_What you will do_
Every line below that holds the string "Variant" should be copied.

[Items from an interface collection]

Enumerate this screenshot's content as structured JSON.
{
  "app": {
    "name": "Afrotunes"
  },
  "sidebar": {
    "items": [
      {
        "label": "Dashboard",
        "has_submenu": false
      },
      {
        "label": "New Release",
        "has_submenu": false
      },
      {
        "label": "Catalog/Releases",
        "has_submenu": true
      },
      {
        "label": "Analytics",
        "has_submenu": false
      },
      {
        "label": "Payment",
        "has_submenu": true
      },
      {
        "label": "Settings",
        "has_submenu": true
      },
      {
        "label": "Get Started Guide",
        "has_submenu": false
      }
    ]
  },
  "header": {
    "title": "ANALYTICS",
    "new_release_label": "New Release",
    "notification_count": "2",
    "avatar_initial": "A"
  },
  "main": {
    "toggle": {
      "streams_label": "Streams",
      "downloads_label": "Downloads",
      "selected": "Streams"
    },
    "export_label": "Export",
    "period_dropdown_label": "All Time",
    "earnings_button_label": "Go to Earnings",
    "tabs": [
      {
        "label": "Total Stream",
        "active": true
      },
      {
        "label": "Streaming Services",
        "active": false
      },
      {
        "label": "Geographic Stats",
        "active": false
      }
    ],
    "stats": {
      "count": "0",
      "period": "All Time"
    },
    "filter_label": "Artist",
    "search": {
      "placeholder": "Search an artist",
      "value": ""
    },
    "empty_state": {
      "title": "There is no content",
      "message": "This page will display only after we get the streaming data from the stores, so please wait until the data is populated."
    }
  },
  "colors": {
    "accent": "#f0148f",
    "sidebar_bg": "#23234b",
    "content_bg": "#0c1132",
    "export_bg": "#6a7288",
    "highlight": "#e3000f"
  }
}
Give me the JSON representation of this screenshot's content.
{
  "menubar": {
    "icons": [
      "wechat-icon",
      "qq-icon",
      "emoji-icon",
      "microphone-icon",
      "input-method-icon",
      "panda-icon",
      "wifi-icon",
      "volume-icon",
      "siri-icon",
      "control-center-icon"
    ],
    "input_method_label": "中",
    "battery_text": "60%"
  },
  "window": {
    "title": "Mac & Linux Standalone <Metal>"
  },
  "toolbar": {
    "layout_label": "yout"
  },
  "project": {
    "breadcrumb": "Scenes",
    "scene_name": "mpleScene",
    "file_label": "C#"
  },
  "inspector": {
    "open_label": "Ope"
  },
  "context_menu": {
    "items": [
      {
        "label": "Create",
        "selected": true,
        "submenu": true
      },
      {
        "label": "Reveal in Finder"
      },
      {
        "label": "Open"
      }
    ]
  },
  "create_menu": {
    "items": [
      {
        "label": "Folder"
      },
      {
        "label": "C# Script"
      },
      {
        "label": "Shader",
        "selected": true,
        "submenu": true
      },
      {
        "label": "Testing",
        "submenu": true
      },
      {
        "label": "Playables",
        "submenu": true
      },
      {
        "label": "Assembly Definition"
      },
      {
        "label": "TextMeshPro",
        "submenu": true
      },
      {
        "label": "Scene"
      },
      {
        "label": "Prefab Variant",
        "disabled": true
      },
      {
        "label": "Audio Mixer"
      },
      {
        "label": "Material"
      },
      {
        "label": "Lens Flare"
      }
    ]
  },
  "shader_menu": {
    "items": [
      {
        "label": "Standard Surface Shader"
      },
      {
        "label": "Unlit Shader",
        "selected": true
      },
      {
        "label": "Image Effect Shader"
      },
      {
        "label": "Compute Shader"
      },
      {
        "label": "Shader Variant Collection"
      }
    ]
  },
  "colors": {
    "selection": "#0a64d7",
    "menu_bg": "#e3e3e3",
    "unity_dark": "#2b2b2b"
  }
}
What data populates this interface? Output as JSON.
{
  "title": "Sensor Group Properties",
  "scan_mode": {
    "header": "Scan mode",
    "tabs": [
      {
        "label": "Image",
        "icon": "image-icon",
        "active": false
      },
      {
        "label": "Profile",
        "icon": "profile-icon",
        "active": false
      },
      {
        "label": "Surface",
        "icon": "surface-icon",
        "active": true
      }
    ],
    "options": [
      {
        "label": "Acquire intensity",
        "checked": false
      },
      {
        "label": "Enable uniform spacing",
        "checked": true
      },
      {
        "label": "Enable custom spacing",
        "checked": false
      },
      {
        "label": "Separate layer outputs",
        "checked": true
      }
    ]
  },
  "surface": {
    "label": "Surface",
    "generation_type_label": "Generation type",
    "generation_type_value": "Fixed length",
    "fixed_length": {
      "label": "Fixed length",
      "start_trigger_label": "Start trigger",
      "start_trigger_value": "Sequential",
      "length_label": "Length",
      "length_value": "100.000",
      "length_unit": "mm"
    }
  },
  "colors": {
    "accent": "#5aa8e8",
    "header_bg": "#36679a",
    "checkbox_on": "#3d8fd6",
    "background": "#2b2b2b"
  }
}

_The answer_
        "label": "Prefab Variant",
        "label": "Shader Variant Collection"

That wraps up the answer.